Perhaps the Missouri bbb has turn out moving from the abuses associated with payday-loan industry. In a report that is hard-hitting July 2009, it noted that Missouri uniquely among nine contiguous states enables pay day loans to be rolled over; that at the very least two Missouri nursing-home groups own payday lenders built to lend cash for their own workers; and that, as a whole,

Missouri’s weak pay day loan rules have actually drawn major out-of-state loan providers to engage in predatory financing, costing Missourians who can least afford it huge amount of money per year. Since the constantly increasing financial obligation owed to cash advance organizations is indeed onerous, some individuals are caught into the “debt trap,” struggling to spend the mortgage down or fulfill other requirements such as for instance resources, lease and meals. Bankruptcy may be the only response for many of these customers.

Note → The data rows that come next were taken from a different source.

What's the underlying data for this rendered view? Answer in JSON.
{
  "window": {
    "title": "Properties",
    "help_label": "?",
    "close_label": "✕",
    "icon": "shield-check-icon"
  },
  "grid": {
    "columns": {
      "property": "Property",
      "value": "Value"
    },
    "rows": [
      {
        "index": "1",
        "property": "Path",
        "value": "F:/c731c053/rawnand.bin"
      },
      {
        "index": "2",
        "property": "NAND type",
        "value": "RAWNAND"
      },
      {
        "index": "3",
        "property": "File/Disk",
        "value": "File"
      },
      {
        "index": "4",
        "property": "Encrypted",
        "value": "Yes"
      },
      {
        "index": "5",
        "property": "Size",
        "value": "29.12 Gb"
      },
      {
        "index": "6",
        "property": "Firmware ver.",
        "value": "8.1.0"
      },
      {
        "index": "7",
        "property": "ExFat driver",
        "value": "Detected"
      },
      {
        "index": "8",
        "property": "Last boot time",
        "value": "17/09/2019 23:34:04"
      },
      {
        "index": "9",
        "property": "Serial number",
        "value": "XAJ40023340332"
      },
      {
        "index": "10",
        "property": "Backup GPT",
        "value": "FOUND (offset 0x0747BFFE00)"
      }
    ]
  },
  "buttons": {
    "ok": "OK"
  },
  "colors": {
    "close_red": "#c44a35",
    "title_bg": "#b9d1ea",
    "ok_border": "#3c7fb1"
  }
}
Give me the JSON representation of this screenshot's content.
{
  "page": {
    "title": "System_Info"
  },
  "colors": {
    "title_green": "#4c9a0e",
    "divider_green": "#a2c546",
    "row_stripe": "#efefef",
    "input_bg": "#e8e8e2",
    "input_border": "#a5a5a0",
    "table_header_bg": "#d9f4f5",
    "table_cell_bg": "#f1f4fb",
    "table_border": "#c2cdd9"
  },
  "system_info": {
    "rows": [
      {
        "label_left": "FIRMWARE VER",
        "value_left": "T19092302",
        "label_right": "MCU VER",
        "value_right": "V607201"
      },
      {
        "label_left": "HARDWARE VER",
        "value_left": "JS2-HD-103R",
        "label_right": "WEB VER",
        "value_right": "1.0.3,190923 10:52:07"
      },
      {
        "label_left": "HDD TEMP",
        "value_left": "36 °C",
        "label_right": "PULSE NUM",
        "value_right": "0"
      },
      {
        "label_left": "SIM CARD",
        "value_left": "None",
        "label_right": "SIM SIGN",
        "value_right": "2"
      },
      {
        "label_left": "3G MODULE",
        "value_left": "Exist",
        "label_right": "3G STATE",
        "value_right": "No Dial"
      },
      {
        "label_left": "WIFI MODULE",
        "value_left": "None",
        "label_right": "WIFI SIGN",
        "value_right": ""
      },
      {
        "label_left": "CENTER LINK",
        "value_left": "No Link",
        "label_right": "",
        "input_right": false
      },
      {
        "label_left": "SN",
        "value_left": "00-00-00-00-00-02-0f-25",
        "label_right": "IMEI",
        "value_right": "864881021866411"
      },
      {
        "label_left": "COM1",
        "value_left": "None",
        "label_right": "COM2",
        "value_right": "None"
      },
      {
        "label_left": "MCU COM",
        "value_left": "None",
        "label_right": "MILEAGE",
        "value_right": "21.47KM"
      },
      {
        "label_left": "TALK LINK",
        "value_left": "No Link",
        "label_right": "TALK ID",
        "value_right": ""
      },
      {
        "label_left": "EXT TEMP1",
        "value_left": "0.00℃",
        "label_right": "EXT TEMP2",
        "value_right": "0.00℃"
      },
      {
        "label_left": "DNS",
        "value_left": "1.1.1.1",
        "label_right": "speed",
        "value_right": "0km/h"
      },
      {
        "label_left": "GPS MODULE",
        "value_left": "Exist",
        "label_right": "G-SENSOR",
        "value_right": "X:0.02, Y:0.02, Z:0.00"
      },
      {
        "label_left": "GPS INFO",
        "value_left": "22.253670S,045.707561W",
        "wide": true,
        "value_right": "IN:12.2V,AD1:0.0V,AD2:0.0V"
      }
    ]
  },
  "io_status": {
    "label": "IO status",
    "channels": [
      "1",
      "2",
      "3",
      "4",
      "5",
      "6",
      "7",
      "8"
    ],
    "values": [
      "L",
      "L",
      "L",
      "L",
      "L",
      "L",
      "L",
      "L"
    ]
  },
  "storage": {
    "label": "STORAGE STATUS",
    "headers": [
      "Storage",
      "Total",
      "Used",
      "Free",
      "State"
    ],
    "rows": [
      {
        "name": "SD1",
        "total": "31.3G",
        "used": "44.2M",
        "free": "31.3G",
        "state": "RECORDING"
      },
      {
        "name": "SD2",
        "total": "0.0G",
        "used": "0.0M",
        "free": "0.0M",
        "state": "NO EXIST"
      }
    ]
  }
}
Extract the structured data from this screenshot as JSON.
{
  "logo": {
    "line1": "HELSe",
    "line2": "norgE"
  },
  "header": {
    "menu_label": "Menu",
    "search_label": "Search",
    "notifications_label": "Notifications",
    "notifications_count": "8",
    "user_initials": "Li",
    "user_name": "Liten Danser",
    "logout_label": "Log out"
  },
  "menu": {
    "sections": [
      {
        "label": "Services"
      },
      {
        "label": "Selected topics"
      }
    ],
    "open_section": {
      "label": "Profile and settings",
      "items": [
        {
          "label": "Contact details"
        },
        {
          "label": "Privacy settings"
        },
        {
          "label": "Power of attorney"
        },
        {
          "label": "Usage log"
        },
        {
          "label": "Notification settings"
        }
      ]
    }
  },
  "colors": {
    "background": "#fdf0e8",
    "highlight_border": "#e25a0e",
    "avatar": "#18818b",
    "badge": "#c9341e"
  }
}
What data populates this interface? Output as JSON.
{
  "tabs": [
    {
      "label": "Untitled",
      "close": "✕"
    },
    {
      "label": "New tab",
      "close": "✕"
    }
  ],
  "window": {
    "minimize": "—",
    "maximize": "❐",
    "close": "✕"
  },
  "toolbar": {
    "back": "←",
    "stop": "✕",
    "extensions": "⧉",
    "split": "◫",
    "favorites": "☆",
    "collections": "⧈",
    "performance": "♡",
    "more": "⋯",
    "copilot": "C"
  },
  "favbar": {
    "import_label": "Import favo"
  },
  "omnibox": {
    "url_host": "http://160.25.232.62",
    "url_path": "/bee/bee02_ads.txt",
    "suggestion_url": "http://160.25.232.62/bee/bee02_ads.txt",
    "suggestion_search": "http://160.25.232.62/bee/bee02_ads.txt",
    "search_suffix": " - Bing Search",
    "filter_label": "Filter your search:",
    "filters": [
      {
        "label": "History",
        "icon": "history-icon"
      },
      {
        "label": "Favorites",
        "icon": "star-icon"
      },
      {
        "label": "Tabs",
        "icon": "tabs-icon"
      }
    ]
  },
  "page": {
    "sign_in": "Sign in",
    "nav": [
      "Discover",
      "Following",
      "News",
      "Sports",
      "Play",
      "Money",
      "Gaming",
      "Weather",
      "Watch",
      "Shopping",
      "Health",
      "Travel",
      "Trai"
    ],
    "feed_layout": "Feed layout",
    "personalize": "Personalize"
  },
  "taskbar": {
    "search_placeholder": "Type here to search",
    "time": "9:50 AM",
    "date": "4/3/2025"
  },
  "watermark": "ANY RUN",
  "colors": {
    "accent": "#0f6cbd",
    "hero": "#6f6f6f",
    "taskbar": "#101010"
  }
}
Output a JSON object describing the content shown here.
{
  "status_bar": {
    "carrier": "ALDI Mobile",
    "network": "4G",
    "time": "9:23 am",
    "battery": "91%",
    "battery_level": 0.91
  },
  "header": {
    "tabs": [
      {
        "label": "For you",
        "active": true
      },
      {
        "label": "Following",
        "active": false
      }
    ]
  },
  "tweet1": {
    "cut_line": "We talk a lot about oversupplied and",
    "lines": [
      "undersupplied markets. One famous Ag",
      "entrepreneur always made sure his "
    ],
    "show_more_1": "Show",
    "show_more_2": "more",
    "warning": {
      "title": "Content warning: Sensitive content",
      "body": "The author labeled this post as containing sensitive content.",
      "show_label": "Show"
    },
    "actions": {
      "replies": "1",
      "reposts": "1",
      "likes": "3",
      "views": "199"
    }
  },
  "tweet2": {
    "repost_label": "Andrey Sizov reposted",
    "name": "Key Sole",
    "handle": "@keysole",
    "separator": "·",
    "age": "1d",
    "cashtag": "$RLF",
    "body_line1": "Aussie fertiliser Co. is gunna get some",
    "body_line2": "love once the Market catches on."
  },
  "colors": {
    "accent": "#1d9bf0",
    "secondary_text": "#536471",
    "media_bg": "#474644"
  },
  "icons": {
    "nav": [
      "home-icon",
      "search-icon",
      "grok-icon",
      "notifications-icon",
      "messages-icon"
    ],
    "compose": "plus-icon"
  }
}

Each of which is always to say that I’m no fan of facile columns protecting payday financing in theory without getting too trapped in the manner so it’s utilized in training. Yes, as Tim Harford states, it is feasible that using that loan at mortgage loan of 1,350percent might be a thing that is rational do. Nonetheless it’s not feasible that a lot of or certainly lots of the recipients of these loans are performing the economically logical thing — even although you consider the price of a bank overdraft while the alternative way to obtain funds.

The dreadful conceit regarding the remain true Missouri movie is an university teacher whom did use that is n’t cards and so didn’t have a credit score wandered into her neighborhood credit union and had been rejected for a financial loan — and therefore the credit union officer pointed her to an installment-loan store alternatively, where she gladly got financing at mortgage loan of someplace well north of 36%.

Well, here’s my challenge for operate Missouri: title that credit union. Credit unions occur to provide properly this sort of individual: i just don’t genuinely believe that any credit union would turn her away and intentionally deliver her to a lender that is usurious.

And here’s my other concern for remain true Missouri: we realize the average APR on pay day loans, therefore do you want to publish the common APR on your own loans? These loans are, by definition, over $500, so that it’s difficult to make the scenario that the APR needs to be low in order to replace with the dollar that is small included. And in case brand New Mexico is any indicator, it is lenders with 120-day term loans that are the really worst — worse compared to the payday lenders whose regulations they effectively skirt.

Finally, right here’s a concern for money mart loans app the customer Financial Protection Bureau: are you able to at the least collate info on nonbank loan providers into the 50 states, therefore the interest levels they charge customers? One of several issues in Missouri is even though the lenders that are payday their activities monitored in biyearly reports, the installment-loan stores seem become acting with no requirement for any disclosures at all. And if we don’t discover how big the issue is, it is quite difficult to inform what sort of solutions may be necessary.